It’s become a well-accepted part of our culture that nobody reads the terms and conditions contract to which we all consent when using Apple products. After all, why would you? It’s long and boring, and it’s so much easier to click agree and be done with it. Yet I can now say that I’ve not only read it but was also compelled and entertained by it. That’s thanks to Terms and Conditions, a graphic novel adaptation by cartoonist R. Sikoryak.
Admittedly I wasn’t thrilled by the idea at first. After all, there’s no narrative or characters to illustrate, so it was difficult to imagine how the contract could sustain such a project. But after starting Sikoryak’s graphic novel, I was surprisingly enchanted by an engaging mashup of artistic styles unified by a turtlenecked, bespectacled Steve Jobs rendered on each page. Sikoryak has previously adapted classic literature in parodies of well-known graphic novels.
“My work tended to be very short and very compact,” he said. “I was thinking of what would be a good long text to use, and as a joke I thought of the terms and conditions. They’re infamously long. And once that idea popped in my head I was very excited.”
He spoke about the appeal of adapting such an unapproachable text.
“I liked the idea of a text that wasn’t made to be adapted,” Sikoryak said. “I like adaptation, but I’m also a little suspicious of adaptation as a way to faithfully recreate a piece of literature. You always lose something in the translation.”
Although his previous adaptations followed one style throughout, Sikoryak said that he chose to vary each page as both a way to energize the reader and to create an homage to comic genre.
“I thought the only way to keep myself from going crazy and to keep interest in the reader would be to change the style, and every page was a natural way to break it up,” he said. “I wanted it to feel as big as the field of comics feels for me. I tried to represent different eras of comics. I tried to represent the different kinds of comics and also represent the different kinds of the storytelling that you could use in a comic.”
Although he cited several well-known comics as influences from his childhood, Sikoryak said that the project was more than just a tribute to them but that it was an homage to modern cartoonists who are taking the genre to new places. He spoke about how comics have changed during his nearly 30 years working in the industry, saying that he embraced the new direction (which I found refreshing as opposed to blaming the internet for killing the genre).

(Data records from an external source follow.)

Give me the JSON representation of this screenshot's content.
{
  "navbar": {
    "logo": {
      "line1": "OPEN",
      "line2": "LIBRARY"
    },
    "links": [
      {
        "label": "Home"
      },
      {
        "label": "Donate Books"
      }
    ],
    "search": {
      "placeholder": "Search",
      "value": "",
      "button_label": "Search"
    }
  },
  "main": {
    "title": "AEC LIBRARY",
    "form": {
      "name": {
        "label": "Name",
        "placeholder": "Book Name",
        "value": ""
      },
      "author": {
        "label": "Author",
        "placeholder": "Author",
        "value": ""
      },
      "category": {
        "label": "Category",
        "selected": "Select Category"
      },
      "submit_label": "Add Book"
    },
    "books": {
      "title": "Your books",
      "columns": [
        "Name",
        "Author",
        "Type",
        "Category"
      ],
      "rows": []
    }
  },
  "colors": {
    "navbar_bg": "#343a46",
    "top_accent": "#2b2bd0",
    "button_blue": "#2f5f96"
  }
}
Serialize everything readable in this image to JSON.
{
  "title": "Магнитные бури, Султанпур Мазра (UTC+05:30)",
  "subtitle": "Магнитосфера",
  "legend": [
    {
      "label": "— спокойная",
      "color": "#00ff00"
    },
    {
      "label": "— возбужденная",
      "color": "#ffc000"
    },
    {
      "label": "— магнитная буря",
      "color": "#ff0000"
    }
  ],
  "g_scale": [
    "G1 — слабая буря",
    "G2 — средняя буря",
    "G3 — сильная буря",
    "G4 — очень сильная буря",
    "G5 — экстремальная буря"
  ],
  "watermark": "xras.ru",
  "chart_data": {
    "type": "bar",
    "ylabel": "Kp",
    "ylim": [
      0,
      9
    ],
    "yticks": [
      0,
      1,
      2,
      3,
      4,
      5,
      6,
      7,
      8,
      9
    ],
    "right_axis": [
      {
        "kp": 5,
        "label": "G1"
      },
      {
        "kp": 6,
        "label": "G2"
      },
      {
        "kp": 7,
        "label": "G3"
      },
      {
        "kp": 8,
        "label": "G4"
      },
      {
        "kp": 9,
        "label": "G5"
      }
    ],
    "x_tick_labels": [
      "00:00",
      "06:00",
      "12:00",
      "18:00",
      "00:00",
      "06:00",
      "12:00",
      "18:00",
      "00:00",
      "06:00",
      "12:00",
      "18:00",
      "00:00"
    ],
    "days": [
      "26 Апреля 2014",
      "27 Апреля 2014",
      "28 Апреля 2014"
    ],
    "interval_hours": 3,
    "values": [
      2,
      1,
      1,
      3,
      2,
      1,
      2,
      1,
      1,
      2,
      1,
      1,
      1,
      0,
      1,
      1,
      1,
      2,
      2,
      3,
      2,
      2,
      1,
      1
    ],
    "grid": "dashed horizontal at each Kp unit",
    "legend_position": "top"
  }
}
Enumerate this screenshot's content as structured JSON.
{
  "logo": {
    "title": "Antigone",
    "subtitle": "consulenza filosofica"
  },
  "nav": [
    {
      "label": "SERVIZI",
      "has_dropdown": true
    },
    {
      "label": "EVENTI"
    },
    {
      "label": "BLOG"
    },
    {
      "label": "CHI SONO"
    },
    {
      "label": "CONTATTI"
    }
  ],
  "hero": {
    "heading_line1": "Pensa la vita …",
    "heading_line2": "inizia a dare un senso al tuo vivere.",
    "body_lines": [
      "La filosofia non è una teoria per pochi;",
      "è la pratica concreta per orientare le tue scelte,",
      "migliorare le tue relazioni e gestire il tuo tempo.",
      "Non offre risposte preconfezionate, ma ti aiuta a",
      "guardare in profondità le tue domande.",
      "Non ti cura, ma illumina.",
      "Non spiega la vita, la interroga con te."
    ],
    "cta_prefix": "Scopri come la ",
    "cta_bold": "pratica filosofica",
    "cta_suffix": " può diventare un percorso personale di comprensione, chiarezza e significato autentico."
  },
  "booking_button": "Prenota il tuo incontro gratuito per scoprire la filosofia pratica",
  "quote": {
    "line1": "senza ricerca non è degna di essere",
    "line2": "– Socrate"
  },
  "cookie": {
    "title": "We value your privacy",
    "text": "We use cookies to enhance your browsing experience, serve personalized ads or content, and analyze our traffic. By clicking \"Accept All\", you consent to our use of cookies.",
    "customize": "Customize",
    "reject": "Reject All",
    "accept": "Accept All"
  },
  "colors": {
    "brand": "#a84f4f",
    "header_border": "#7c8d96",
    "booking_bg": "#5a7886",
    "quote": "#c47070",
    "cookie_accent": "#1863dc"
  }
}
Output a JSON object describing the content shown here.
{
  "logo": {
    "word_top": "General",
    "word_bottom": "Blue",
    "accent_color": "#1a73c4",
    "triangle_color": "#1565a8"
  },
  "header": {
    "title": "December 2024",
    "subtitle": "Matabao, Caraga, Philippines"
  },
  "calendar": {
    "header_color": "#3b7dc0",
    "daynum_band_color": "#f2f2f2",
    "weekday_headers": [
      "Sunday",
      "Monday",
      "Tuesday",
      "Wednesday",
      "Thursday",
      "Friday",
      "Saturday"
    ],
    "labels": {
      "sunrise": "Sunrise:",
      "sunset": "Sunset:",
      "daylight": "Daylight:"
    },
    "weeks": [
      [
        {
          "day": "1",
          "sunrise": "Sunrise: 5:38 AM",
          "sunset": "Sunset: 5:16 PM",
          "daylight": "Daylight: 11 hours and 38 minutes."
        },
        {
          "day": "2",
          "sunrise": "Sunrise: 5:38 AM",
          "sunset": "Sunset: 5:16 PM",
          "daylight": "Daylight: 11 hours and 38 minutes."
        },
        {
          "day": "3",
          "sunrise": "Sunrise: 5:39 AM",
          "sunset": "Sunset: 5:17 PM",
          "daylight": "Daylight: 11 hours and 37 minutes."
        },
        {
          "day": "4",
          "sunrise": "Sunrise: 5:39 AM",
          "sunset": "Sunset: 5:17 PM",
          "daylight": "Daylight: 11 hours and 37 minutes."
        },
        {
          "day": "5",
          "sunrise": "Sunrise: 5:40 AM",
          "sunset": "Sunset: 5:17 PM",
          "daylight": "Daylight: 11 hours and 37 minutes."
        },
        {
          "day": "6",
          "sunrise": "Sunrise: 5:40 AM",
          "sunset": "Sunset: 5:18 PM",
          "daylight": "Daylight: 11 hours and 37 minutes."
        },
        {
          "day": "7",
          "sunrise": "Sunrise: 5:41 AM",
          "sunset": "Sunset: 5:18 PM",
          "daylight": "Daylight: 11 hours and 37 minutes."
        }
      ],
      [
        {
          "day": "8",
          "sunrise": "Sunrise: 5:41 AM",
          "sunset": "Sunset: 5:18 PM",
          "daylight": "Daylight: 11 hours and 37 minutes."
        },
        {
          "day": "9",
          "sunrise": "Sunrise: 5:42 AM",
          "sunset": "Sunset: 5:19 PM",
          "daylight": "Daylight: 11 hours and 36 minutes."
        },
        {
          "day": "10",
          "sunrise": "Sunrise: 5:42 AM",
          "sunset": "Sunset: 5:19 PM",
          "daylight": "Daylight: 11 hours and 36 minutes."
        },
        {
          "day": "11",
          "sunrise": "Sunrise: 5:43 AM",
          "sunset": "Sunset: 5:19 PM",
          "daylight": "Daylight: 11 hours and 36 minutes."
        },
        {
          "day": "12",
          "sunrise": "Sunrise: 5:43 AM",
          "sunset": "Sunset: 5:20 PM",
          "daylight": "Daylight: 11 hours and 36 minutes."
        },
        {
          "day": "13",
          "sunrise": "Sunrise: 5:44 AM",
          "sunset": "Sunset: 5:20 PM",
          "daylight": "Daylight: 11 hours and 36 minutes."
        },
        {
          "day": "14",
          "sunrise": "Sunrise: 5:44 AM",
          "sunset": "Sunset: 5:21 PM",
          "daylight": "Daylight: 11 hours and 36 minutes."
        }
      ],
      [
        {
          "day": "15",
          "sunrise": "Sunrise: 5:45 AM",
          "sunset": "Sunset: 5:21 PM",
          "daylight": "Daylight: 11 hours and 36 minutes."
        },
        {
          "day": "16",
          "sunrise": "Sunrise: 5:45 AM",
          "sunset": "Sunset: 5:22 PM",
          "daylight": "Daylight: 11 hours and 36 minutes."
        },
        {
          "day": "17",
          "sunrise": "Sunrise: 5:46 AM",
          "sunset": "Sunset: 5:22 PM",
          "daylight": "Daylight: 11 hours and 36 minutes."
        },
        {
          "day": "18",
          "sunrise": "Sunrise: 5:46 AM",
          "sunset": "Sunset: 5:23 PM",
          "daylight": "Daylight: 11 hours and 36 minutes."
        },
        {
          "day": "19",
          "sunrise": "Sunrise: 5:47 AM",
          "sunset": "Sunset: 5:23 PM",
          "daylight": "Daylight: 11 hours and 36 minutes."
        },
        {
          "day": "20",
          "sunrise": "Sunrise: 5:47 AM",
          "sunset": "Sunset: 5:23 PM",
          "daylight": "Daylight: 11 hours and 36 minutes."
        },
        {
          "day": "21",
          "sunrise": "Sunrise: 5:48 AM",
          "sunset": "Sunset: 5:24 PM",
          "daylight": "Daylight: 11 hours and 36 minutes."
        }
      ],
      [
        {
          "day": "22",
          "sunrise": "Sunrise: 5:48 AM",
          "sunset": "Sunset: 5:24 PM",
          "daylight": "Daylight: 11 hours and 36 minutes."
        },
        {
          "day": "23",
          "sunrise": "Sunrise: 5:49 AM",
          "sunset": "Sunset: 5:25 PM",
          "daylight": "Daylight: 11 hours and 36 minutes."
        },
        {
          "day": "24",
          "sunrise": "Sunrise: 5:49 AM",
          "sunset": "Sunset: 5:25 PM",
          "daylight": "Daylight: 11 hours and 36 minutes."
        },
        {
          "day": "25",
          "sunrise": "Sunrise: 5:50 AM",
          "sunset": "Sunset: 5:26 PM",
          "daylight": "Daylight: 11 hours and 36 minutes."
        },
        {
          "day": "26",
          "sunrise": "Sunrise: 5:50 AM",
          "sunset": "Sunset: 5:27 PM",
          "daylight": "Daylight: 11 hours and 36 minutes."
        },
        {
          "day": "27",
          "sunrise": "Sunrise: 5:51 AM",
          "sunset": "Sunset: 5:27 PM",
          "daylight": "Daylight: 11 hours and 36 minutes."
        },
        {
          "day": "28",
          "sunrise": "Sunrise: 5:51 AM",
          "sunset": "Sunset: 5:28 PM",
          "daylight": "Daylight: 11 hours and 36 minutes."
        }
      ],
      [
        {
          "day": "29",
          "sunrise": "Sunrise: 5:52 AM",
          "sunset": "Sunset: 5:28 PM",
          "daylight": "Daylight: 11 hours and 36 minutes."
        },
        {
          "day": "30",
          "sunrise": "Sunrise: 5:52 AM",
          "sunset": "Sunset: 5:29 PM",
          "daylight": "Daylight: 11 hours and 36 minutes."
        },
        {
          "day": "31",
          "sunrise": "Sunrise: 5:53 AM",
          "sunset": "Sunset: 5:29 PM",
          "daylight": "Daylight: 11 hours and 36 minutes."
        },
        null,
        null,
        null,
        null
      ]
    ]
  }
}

“Comics are in such an amazing position right now,” Sikoryak said. “There’s so many kinds of comics being made. We’re living in a golden age of comic creation, and I want to see what’s going to happen next. I’ve referenced a lot of artists who are younger than me and taking comics in new directions that I find really exciting.”
Sikoryak said that working with the text of the terms and conditions allowed him to comment on the new internet age of comics and the possibilities it stood for.
“I was trying to represent the internet in a certain way, and maybe even the iTunes store,” he said. “All of this stuff is available in a way that it wasn’t as a kid. Comics are this big world and anything is possible within it. The vast amount of material can be overwhelming. I wanted the book to represent that infinite possibility and the infinite amount of material that’s in the world.”
In incorporating different styles, Sikoryak aimed to make the work accessible to a wider audience who might not have read as many comics. Many iconic characters are parodied, such as Sikoryak’s Steve Jobs, almost guaranteeing something familiar to the reader.
Atomic Books is hosting a signing by Sikoryak on Thursday where he will discuss his process further, explaining how he brought Terms and Conditions about. It will be a great opportunity to learn about the world of graphic novels from a master cartoonist and to pick up a signed copy of his new book to enjoy.